» **TASK DESCRIPTION**: Please find every line below that includes "field" and report how many there are. Nothing else is needed.

» **AVAILABLE DATA**:
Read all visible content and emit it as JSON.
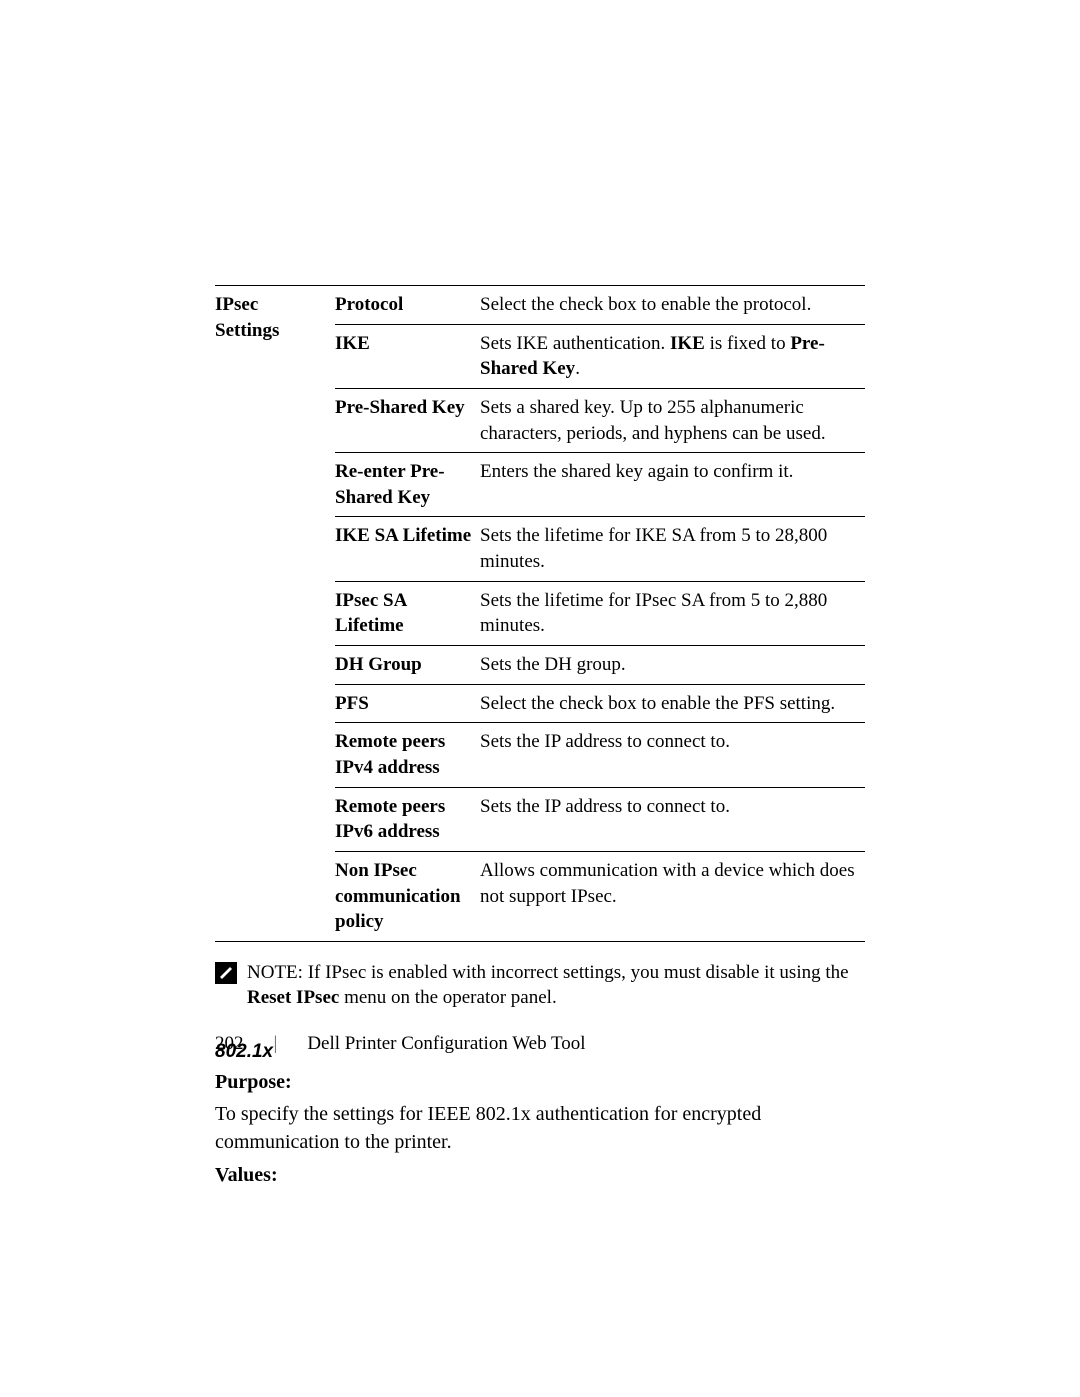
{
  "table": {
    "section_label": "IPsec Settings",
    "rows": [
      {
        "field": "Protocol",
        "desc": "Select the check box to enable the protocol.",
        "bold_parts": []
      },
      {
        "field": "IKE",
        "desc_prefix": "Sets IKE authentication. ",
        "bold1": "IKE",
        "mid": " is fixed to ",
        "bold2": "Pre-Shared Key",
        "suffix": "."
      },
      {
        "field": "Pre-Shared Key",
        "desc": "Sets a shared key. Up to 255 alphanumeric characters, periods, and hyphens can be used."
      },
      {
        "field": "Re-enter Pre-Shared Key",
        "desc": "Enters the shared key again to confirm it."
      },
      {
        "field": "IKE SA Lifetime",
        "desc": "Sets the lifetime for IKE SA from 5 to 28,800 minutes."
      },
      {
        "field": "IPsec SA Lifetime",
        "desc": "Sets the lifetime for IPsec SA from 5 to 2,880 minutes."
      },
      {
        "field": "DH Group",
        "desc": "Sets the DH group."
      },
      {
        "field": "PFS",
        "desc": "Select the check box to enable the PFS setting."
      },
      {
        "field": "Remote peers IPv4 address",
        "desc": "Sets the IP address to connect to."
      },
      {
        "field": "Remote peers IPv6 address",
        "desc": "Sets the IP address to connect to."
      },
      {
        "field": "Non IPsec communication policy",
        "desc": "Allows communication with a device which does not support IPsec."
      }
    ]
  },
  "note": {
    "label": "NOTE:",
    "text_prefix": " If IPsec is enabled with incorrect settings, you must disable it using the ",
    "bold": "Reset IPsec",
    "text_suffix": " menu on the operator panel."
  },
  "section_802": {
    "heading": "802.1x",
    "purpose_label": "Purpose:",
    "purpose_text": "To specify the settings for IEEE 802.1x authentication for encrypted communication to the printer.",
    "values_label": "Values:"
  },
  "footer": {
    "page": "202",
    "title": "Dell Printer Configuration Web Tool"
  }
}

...

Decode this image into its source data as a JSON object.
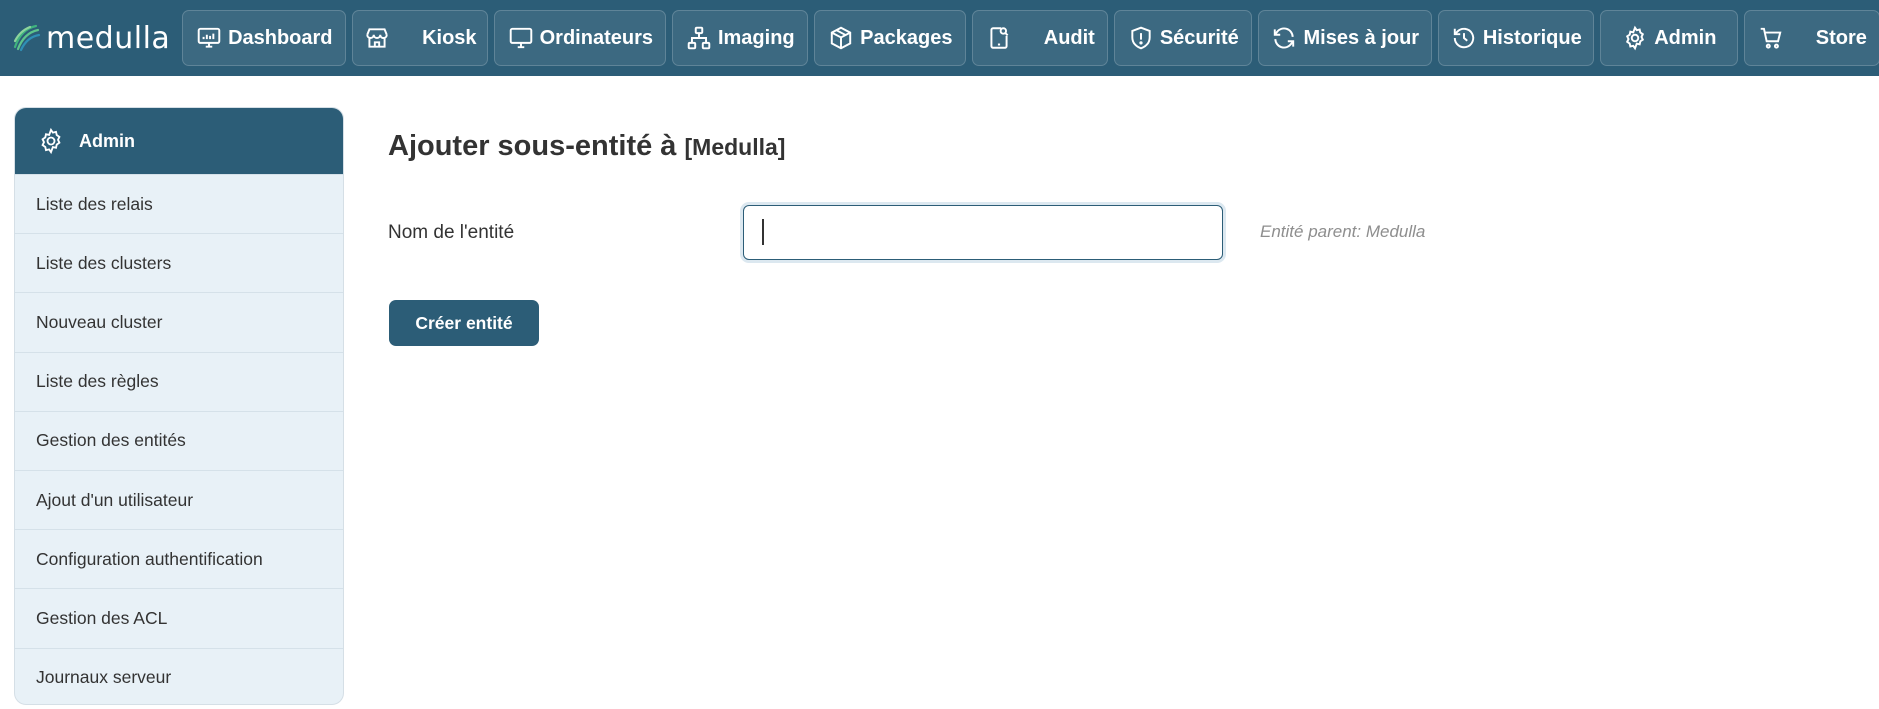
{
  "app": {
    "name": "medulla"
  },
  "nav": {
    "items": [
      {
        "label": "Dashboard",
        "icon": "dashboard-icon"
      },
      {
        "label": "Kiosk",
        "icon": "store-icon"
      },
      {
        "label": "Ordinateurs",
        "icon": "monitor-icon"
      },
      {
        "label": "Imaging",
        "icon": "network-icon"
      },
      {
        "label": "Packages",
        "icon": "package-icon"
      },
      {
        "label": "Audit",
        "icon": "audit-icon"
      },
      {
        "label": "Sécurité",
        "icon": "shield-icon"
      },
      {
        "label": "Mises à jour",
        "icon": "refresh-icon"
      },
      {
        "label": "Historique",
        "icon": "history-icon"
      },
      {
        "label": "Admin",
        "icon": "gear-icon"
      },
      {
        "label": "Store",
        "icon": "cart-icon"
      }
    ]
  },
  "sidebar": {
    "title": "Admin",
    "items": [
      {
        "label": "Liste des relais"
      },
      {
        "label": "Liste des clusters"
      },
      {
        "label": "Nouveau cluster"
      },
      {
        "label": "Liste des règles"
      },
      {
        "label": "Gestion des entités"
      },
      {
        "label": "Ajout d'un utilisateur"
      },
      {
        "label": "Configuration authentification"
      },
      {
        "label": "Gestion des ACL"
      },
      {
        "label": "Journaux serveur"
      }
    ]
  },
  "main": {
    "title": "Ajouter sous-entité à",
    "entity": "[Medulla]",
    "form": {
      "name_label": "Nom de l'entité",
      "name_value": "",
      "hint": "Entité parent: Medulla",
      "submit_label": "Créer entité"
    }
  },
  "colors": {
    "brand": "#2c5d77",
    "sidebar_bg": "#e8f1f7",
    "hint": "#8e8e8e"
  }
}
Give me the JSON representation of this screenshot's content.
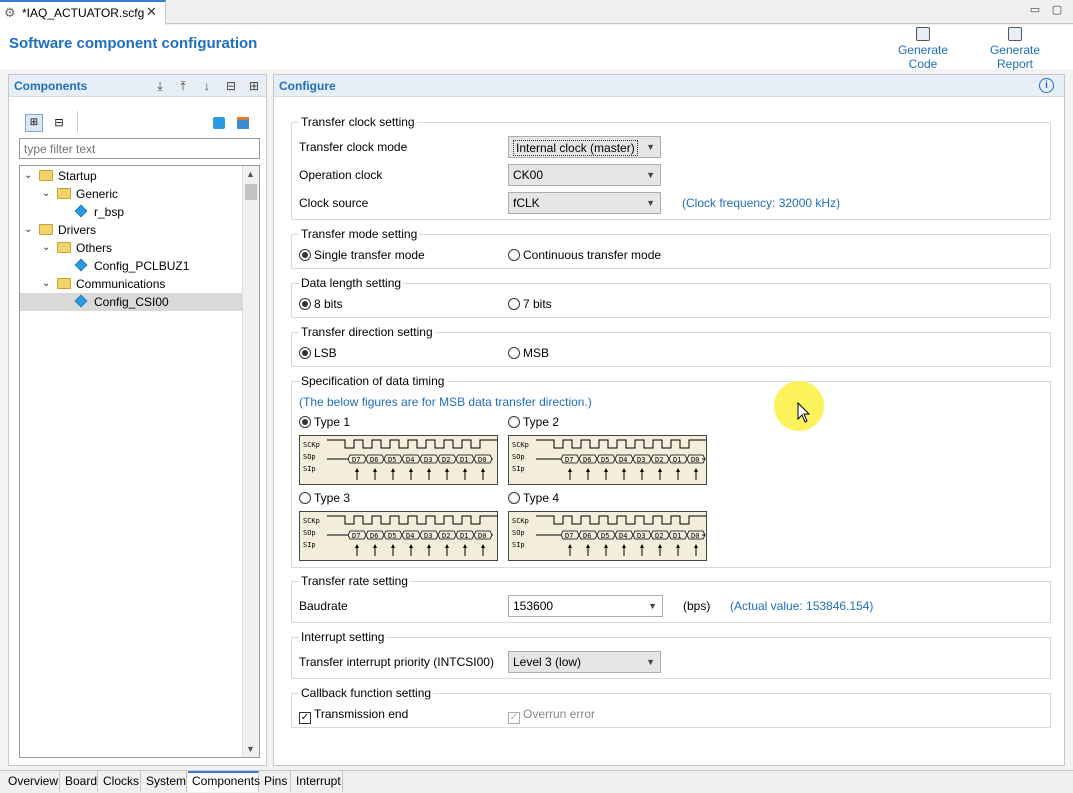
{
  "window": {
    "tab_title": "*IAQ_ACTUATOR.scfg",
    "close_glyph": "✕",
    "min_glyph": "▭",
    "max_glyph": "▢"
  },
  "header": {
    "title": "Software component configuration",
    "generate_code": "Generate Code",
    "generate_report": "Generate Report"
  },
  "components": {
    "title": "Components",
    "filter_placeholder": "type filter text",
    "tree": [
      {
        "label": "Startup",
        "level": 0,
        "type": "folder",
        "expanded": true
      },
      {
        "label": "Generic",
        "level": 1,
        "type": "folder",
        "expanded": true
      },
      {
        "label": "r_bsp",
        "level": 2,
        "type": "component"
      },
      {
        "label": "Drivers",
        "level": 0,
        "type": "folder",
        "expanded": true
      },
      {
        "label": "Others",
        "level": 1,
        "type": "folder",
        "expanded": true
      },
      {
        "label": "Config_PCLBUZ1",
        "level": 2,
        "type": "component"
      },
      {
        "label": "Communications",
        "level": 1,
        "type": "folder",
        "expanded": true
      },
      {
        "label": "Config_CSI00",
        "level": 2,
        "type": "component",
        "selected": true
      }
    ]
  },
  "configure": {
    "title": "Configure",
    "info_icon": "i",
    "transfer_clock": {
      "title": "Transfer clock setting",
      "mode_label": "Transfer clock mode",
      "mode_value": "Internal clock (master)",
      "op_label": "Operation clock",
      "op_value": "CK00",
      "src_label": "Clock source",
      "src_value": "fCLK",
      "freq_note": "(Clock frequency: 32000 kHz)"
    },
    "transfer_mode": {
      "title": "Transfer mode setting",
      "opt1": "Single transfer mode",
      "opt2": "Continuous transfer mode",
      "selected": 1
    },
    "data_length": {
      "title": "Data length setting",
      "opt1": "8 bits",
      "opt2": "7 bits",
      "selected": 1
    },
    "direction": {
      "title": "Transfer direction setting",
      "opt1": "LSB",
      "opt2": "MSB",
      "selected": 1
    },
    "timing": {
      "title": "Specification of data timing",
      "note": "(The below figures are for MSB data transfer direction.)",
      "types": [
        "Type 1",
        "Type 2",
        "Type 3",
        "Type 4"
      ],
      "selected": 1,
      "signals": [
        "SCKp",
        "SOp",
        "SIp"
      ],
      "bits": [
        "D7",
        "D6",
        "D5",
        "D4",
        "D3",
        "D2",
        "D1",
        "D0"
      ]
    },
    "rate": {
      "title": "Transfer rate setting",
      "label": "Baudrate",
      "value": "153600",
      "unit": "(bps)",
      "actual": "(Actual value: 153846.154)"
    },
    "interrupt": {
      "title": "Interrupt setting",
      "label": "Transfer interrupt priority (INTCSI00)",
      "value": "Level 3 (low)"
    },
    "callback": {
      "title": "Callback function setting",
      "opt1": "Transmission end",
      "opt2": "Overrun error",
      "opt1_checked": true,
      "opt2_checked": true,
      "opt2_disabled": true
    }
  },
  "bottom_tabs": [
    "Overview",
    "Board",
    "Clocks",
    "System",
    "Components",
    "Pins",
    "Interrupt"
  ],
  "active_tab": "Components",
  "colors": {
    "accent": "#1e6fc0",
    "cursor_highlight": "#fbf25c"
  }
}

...

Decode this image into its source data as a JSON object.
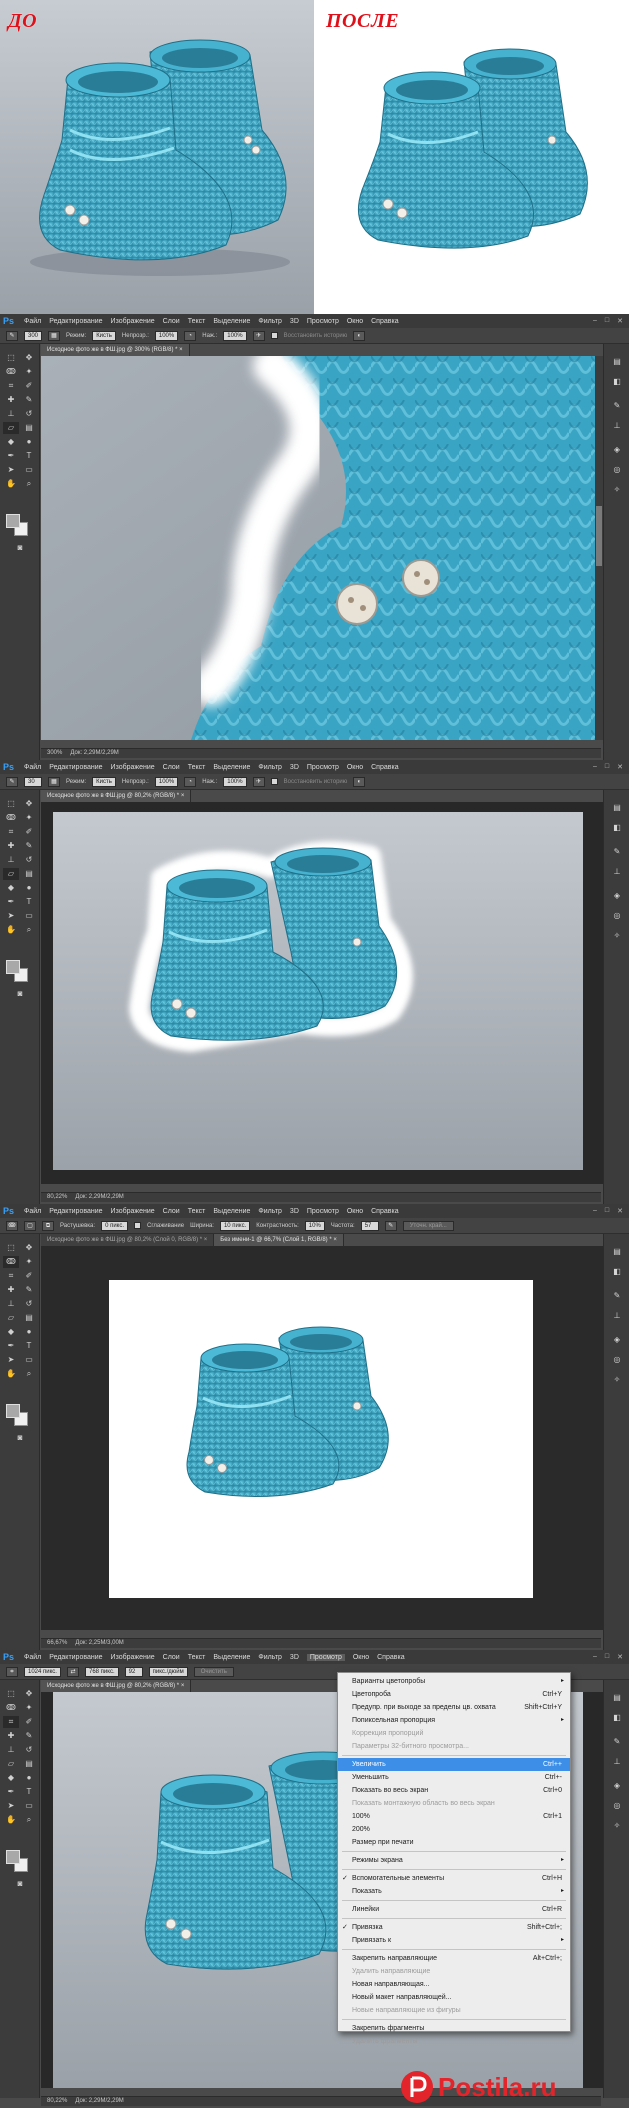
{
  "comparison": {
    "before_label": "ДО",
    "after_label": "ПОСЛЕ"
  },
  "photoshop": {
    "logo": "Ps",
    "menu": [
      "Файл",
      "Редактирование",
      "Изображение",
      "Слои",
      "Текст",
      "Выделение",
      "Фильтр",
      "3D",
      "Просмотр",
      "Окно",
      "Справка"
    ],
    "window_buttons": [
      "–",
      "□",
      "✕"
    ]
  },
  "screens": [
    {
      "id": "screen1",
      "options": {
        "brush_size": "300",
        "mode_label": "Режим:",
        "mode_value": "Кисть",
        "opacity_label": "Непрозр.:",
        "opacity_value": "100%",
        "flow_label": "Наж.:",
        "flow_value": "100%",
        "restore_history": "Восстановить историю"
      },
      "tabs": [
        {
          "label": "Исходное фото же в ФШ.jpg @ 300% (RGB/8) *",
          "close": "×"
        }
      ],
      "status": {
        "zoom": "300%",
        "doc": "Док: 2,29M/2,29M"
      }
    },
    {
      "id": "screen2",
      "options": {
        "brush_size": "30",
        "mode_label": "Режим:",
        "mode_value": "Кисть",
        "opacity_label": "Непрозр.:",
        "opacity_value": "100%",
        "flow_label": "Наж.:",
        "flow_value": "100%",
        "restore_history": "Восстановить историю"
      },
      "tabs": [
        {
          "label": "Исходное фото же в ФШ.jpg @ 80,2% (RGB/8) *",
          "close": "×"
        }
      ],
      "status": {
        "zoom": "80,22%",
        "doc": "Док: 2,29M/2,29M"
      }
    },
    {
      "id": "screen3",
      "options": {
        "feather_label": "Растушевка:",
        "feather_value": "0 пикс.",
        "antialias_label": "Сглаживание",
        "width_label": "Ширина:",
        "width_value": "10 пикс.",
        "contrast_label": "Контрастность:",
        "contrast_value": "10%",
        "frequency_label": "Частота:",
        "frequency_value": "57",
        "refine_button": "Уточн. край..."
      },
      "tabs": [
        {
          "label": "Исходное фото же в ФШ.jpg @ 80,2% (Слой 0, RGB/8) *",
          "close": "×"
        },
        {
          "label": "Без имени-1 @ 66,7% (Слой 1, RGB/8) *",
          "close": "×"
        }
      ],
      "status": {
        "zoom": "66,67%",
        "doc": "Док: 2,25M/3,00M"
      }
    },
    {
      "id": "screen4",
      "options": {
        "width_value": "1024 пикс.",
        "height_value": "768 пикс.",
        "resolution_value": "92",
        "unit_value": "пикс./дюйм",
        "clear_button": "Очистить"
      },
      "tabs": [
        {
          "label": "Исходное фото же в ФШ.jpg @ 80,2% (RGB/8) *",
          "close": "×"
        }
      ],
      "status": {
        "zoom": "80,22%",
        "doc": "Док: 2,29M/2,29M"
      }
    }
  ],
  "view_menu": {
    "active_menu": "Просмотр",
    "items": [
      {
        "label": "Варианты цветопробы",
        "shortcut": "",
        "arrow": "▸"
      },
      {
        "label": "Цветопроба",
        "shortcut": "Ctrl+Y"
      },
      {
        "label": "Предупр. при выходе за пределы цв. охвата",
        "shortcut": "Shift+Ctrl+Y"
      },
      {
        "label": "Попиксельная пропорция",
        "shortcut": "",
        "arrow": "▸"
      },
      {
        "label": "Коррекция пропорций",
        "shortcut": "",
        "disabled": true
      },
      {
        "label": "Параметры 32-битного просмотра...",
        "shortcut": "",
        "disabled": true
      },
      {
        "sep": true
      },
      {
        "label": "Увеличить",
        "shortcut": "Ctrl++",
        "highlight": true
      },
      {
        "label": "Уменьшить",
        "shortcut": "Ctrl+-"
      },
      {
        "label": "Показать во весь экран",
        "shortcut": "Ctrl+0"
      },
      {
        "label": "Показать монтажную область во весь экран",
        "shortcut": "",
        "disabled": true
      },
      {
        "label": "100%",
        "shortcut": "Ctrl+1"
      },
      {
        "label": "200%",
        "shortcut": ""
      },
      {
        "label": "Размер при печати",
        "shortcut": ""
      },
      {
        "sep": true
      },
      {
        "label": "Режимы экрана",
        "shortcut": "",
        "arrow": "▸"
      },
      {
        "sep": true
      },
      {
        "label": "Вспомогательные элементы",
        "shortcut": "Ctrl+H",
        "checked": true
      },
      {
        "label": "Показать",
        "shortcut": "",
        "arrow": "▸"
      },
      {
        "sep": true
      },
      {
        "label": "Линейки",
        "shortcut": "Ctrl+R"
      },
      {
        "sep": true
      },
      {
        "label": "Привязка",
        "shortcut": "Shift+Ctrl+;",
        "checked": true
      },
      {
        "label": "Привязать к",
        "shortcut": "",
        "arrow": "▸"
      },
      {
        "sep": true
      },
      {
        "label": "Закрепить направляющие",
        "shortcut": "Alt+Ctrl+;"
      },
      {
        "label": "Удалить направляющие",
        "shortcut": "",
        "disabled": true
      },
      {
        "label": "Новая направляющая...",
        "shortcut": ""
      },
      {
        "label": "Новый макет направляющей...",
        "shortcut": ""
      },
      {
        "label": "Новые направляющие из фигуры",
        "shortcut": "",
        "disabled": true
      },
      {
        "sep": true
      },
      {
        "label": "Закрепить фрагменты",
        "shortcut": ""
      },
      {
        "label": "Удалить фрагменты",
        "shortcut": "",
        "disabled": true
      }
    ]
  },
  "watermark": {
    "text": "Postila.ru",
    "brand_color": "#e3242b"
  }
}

» **RESPONSE TO THIS EXERCISE**: 11